Decade-long WTO membership requires Viet Nam to work harder

Viet Nam has grown vigorously thanks to expanded diplomatic relations and reformed policies after joining the World Trade Organization (WTO) since 2007.

A large number of experts assessed that the WTO's accession helped Viet Nam open big doors to join global playing fields.

Reforms but still slowly

The Ministry of Industry and Trade (MoIT) reported that despite negative impacts from the global financial crisis and public debt issue, Viet Nam still maintained an average growth rate of 6.29%.

GDP per capita jumped from US$ 730 in 2006 to US$ 2,228 in 2015; and US$ 2,445 in 2016. The economic structure was transformed positively with higher proportions of industry and trade.

The MoIT also added that since its WTO membership, Viet Nam's export turnover reached 12-14% per year, and it only showed signs of decline in recent time. The country's export turnover also increased 3.5 times against 2006. These figures showed that the economy has yet missed opportunities from the historic event.

Moreover, after the ten-year period, Viet Nam absorbed over 22,000 FDI projects with a total registered capital of nearly US$ 300 billion. Especially, a series of global leading groups selected the Southeast Asian nation as their production sites, namely Samsung, LG, Toyota, Honda, and Canon.

So far, the country has signed 12 multilateral and bilateral FTAs with other partners, including the Viet Nam-EU FTA and the Viet Nam-Korea FTA. The country is negotiating the Trans-Pacific Partnership Agreement, a new generation FTA with high commitments.

Besides FTAs which were inked or are being negotiated, the country is on the path to reach other four FTAs, including the Regional Comprehensive Economic Partnership (RCEP).

Former Deputy Minister of Trade Luong Van Tu, who headed the Vietnamese WTO negotiation delegation said that in the post-WTO accession period, Vietnamese enterprises were able to seize opportunities from the strong foreign investment inflows; thus learning experience, management skills, making use of technology transferred by developed countries like the U.S. and Japan.

However, the restructuring process of SOEs remained slow and unfinished. The abundant labor force still failed to meet high demand for foreign languages, work performance, and productivity.

Former WTO General Director Pascal Lamy stressed that Viet Nam set a successful example in the integration process as the country tapped competitive advantages in human resources power and labor productivity. The country had advantages in electricity, garments and textiles, and farm products.

According to Mr. Pascal Lamy, thanks to the development of external relations and reformed policies, Viet Nam has been moving forward.

Minister of Industry and Trade Tran Tuan Anh assessed that the 10-year WTO membership is not a long path with both opportunities and challenges for Vietnamese enterprises and businesses.

Avoiding from being left behind

Besides remarkable achievements, a large number of experts showed their concerns about the less-than-expected performance of domestic enterprises.

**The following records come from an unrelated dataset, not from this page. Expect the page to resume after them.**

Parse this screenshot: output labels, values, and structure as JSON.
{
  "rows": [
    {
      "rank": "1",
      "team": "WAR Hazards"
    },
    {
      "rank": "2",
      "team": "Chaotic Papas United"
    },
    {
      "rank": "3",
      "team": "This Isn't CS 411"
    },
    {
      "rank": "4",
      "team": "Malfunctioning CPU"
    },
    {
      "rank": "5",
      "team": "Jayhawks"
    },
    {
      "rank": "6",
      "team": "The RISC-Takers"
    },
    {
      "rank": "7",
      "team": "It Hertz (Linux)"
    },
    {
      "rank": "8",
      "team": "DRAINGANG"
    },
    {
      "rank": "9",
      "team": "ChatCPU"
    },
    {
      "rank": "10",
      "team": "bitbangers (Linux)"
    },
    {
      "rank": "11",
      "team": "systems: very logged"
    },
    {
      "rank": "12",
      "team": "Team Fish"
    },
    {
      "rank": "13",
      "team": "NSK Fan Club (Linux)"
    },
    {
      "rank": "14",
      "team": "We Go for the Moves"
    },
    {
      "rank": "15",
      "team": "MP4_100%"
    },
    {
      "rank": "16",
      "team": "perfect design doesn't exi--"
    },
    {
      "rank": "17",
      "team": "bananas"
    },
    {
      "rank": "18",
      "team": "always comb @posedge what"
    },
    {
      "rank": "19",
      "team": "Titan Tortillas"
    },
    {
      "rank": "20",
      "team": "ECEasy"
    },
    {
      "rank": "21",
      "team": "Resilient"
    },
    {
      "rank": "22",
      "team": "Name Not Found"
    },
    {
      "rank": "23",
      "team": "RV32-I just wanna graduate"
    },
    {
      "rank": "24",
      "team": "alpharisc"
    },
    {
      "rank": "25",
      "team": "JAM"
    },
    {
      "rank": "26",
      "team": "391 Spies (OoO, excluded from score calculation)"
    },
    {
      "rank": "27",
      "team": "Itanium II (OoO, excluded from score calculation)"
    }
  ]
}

Though made-in-Viet Nam products have used better technologies and secured more export markets, the proportion of exports with domestic content remain modest without distinctive hallmarks of Vietnamese enterprises.

Mr. Vo Tri Thanh, Vice President of Central Institute for Economic Management (CIEM) said that Viet Nam needs policies that drive enterprises to raise their competitive capacity and focus on the auxiliary industries.

Mr. Pascal Lamy assessed that Viet Nam would maintain competitive advantages in human resources even amidst the Fourth Industrial Revolution (4.0). However, the country would lose the advantage if it pays inadequate investment in the talented.

Experts proposed Viet Nam conduct reforms; especially overcoming the negative reverse of a single window mechanism and renovating the State administrative apparatus; controlling the domestic market in a transparent manner.

Especially, they recommended Viet Nam pursue the business restructuring and develop infrastructure services, focusing on potential and advantageous services, as well as green logistics services.

In the coming time, Viet Nam should make breakthroughs in science and technology and produce added value exports./.

Source: Online Newspaper of the Government of the Socialist Republic of Vietnam